Documents reveal that in order to increase the pace of the recovery for the NPF, bulk fuel storage facilities were recommended to enable government to buy fuel at periods of low international pricing and prevent the increase in arrears in the payments due to fuel suppliers that characterised the 2010 -2011 fuel shortage. The fuel depots further sought to address international criticism of government expenditure at the time, which viewed the use of the NPF funds as an unauthorised government borrowing from the fuel industry, which in turn had to finance shortfalls through commercial bank overdrafts.
Following US President Donald Trump’s withdrawal from The Joint Comprehensive Plan of Action (JCPOA) or the Iran Nuclear Deal last month, the price of Brent crude rose by 20 percent. The global benchmark on Thursday last week broke through the $80 per barrel for the first time since November 2014, and markets are expecting a steady increase in the cost of oil due to supply concerns, over the short-term to medium term. The sudden escalation of cost of oil, reminiscent of 2010 will, according to experts, place considerable strain on the NPF that buttresses the consumers from worst effects of the international market by stabilising local fuel prices.
Embroiled in scandal and maladministration the NPF has failed, since identifying the national security threat posed by inadequate fuel storage facilities, to develop any of the designated sites.
The Public Accounts Committee, investigating the unlawful use of the NPF and documents in possession of The Botswana Gazette reveal that the allocation of P250 million (two hundred and fifty million Pula) to Khulaco (Pty) Ltd for the development of petroleum storage facilities was insufficient to meet the costs construction, as quoted for by Petrocoms and would have failed to address the concerns raised by the DIS.

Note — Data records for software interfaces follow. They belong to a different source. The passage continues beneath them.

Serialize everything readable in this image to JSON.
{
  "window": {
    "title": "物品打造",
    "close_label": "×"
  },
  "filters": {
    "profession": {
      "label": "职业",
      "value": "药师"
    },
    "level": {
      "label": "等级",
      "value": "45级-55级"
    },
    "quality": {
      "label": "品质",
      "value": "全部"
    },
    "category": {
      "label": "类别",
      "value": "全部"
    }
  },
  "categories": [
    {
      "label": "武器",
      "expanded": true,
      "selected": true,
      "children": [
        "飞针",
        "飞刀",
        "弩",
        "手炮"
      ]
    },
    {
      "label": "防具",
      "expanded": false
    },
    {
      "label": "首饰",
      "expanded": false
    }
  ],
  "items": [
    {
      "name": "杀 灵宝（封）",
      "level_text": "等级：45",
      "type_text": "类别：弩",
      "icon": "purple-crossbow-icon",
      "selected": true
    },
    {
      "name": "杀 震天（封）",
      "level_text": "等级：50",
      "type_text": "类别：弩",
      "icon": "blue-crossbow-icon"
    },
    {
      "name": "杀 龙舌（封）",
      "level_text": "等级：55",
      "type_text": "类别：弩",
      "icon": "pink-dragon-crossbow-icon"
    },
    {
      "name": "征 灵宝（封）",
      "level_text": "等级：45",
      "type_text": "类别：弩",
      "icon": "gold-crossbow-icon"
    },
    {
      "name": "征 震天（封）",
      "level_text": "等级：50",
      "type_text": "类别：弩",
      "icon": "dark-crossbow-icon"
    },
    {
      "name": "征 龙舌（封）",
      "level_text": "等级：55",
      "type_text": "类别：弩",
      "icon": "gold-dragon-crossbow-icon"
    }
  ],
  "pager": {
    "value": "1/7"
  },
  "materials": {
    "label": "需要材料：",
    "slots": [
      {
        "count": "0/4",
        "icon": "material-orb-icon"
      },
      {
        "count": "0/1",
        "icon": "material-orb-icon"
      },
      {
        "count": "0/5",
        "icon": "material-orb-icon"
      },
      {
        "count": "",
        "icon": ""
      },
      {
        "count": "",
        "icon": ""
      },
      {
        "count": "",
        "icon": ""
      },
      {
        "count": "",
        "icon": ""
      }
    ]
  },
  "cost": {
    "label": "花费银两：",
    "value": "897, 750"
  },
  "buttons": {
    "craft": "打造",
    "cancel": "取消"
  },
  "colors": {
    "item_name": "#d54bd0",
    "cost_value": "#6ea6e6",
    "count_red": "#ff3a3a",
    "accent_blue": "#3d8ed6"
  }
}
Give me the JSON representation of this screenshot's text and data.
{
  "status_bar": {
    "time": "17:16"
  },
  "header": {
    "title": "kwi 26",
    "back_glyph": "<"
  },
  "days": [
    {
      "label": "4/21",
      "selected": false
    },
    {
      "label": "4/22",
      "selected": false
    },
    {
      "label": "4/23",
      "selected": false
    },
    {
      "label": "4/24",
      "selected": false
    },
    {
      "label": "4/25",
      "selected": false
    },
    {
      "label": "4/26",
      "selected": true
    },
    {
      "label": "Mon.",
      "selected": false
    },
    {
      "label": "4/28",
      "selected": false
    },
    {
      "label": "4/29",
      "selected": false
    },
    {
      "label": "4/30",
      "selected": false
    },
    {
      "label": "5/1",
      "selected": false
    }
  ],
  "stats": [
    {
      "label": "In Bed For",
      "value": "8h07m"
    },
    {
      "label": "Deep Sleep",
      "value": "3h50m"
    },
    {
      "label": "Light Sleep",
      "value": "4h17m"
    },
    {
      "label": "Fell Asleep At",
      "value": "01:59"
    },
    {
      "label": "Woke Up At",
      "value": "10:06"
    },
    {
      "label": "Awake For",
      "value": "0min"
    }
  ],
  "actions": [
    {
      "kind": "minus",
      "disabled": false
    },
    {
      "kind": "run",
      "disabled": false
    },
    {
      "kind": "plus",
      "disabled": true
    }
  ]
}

The NPF was established in 1986 with the purpose of meeting the engineering, construction and operational cost of the strategic storage facilities of government fuel. Critically the NPF was to assist in the purchase petroleum products for the government strategic oil stocks and to stabilise prices charged by the oil industry.